  • Social Skills: Have you specifically and consistently demonstrated awareness of others’ needs, goals, feelings, and the ways that social and behavioral cues affect peoples’ interactions and behaviors?  Can you describe situations in which you adjusted your behavior appropriately in response to these cues?
  • Cultural Competence: It is vitally important for physicians to be aware of the ways socio-cultural factors affect interactions and behaviors.  You will need to be able to think of and describe specific experiences when you have had to recognize, analyze, and act upon the way socio-cultural factors inform your own judgment/reaction in certain situations.  Have you had substantive and meaningful interactions with people from cultures and socioeconomic status different from your own?
  • Teamwork:  Physicians work as part of a team.  You will need to be able to give specific examples of your experiences as a team member and leader.
  • Oral Communication:   You will need to demonstrate that you are able to effectively convey information to others and recognize potential communication barriers and that you can readily recognize communication problems and adjust your approach or clarify information as needed.


  • Ethical Responsibility to Self and Others:  Honesty and ethics are extremely important qualities in the medical profession.  You have to be sure to behave in an honest and ethical manner and follow rules and procedures.  You will need to show that you can resist peer pressure to engage in unethical behavior and to encourage others to behave in honest and ethical ways. Are you able to demonstrate ethical and moral reasoning skills?
  • Reliability and Dependability: You will need to demonstrate that you consistently fulfill obligations in a timely and satisfactory manner; take responsibility for personal actions and performance.
  • Resilience and Adaptability:    Will you be able to demonstrate tolerance of stressful or changing environments or situations and adapt effectively to them;   will you be persistent, even under difficult circumstances and been able to recover well from setbacks?
  • Capacity for Improvement:  Show that you set goals for continuous improvement and for learning new concepts and skills; do you engage in reflective practice for improvement; do you solicit and respond appropriately to feedback?
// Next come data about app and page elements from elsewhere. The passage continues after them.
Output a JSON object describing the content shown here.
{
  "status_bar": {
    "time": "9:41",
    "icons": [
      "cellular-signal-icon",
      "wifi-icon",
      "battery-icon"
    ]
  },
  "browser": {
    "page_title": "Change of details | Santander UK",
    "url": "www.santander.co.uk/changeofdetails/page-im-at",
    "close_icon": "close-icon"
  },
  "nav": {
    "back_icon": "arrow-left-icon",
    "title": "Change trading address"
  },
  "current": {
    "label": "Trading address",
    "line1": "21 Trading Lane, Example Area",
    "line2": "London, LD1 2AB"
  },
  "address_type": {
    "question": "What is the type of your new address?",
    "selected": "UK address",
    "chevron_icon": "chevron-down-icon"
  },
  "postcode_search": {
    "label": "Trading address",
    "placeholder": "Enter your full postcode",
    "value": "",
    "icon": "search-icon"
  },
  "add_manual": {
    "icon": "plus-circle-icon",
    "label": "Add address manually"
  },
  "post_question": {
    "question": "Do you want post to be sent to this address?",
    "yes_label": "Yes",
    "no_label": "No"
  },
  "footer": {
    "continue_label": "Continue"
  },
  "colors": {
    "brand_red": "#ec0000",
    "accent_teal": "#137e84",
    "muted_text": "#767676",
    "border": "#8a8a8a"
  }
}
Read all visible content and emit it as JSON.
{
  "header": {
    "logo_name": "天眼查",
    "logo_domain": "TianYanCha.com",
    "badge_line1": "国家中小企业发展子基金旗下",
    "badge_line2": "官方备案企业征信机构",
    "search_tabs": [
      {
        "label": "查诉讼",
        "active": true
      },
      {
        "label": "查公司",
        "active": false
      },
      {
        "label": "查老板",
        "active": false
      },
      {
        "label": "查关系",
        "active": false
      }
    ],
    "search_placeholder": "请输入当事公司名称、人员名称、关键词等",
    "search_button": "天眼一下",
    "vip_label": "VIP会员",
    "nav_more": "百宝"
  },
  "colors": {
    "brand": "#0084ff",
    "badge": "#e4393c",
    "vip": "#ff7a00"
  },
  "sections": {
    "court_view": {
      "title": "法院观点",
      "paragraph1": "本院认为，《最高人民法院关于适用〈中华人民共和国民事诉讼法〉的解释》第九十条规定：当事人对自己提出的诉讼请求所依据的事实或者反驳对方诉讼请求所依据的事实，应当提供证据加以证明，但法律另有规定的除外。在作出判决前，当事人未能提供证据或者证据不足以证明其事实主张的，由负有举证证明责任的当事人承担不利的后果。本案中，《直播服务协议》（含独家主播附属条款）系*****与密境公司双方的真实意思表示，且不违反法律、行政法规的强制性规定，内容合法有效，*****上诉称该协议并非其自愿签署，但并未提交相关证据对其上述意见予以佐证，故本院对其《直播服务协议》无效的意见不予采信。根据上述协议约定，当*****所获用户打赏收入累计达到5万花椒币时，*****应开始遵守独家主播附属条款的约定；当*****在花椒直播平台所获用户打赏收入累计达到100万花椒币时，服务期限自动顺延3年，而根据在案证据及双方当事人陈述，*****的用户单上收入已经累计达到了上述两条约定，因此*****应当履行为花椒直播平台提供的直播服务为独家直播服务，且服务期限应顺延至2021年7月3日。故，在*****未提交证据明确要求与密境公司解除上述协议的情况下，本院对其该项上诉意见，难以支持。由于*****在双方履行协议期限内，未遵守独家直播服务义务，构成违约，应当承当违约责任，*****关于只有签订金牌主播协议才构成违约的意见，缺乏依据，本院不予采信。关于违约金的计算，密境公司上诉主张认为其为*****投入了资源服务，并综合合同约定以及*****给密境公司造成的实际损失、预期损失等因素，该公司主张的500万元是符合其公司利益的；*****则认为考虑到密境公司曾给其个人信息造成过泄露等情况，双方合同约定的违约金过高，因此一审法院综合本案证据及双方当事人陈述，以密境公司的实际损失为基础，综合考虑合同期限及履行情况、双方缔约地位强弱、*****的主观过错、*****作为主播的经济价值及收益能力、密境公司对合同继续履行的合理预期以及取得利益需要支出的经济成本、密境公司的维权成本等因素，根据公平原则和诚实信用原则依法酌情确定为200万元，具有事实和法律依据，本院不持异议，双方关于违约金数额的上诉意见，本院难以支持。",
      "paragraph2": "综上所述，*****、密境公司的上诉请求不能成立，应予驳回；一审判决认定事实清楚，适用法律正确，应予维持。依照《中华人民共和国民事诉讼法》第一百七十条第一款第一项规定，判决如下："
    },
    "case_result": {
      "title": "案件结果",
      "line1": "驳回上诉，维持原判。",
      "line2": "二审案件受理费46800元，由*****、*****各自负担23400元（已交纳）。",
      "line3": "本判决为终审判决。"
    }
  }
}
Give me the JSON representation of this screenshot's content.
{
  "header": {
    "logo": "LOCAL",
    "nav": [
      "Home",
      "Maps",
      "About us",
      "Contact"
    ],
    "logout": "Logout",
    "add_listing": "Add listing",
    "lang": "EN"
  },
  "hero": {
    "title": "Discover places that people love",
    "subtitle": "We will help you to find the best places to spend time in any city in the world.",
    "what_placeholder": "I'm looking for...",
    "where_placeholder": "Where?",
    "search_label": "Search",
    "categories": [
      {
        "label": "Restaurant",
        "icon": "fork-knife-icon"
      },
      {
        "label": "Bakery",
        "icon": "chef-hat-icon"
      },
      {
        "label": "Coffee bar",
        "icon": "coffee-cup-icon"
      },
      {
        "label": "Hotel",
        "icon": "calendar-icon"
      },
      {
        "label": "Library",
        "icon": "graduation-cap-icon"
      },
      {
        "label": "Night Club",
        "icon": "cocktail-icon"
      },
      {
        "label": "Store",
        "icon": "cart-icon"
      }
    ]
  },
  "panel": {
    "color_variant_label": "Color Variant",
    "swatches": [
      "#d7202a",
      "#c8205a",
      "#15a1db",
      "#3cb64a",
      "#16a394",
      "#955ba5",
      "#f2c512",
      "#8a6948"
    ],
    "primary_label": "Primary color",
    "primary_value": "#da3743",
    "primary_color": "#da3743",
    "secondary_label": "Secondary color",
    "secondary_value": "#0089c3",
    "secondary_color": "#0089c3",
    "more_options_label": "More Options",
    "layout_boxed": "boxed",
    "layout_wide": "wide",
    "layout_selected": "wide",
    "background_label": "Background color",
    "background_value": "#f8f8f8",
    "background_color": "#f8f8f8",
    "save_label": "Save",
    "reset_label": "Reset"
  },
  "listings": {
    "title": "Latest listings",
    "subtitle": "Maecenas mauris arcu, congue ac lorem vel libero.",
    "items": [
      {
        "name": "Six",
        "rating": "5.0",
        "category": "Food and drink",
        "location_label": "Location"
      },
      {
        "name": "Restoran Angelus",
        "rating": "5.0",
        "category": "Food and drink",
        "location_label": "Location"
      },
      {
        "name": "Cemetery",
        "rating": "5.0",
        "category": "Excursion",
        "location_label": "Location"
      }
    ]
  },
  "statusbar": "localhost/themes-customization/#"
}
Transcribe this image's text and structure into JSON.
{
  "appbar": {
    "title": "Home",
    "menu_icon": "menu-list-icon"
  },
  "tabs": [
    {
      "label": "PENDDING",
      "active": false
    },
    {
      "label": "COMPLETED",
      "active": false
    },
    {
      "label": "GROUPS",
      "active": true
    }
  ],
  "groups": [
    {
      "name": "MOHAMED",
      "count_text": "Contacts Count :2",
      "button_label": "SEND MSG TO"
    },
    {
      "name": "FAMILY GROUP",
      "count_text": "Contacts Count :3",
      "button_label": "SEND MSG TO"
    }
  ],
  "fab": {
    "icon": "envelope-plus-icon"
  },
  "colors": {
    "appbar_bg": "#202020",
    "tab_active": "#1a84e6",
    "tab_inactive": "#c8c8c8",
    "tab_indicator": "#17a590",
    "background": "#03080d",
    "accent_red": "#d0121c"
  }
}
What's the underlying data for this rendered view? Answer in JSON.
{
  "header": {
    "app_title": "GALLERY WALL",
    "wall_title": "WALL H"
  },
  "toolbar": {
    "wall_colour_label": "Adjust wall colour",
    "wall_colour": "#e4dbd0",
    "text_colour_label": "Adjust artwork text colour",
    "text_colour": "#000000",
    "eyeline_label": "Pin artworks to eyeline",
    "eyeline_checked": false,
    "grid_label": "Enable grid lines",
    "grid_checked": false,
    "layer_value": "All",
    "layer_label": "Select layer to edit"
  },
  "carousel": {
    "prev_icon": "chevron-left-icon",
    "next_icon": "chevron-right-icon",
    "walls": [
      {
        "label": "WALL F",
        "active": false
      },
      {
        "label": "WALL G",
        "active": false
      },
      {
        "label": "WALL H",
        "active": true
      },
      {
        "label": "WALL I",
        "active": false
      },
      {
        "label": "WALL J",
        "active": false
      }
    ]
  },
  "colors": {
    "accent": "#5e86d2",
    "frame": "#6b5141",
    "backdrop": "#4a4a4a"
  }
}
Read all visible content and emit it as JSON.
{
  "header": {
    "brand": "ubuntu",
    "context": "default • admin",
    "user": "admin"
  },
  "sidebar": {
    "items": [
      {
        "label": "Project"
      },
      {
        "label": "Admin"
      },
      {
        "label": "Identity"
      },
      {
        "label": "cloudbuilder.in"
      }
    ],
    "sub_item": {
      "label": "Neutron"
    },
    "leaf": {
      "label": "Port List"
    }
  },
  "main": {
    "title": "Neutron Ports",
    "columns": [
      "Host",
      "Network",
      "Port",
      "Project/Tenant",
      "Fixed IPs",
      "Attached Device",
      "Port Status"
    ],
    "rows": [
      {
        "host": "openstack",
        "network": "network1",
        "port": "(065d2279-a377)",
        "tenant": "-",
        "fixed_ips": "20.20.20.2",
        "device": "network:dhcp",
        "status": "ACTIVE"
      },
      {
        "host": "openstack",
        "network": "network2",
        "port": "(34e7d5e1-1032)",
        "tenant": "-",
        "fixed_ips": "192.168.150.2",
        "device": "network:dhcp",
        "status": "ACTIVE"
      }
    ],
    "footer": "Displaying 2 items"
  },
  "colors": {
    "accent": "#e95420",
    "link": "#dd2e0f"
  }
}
  • Critical Thinking:  What activities/classes/projects help you develop your ability to use logic and reasoning to identify the strengths and weaknesses of alternative solutions, conclusions, or approaches to problems?
  • Quantitative Reasoning: Will you be adept at applying quantitative reasoning and appropriate mathematics to describe or explain phenomena in the natural world?
  • Scientific Inquiry:  Will you be able to show that you can apply knowledge of the scientific process to integrate and synthesize information, solve problems formulate research questions and hypotheses, and be comfortable using scientific language to describe your work?
  • Written Communication: Are you satisfied that you are able to convey information to others clearly and with few errors in usage?


  • Living Systems:  Your grades and test scores should show that you are able to apply knowledge and demonstrate skill in the natural sciences to solve problems related to molecular and macro systems including biomolecules, molecules, cells, and organs.
  • Human Behavior: You will need to be able to use your knowledge of yourself, others, and social systems to solve problems related to the psychological, socio-cultural, and biological factors that influence health and well-being.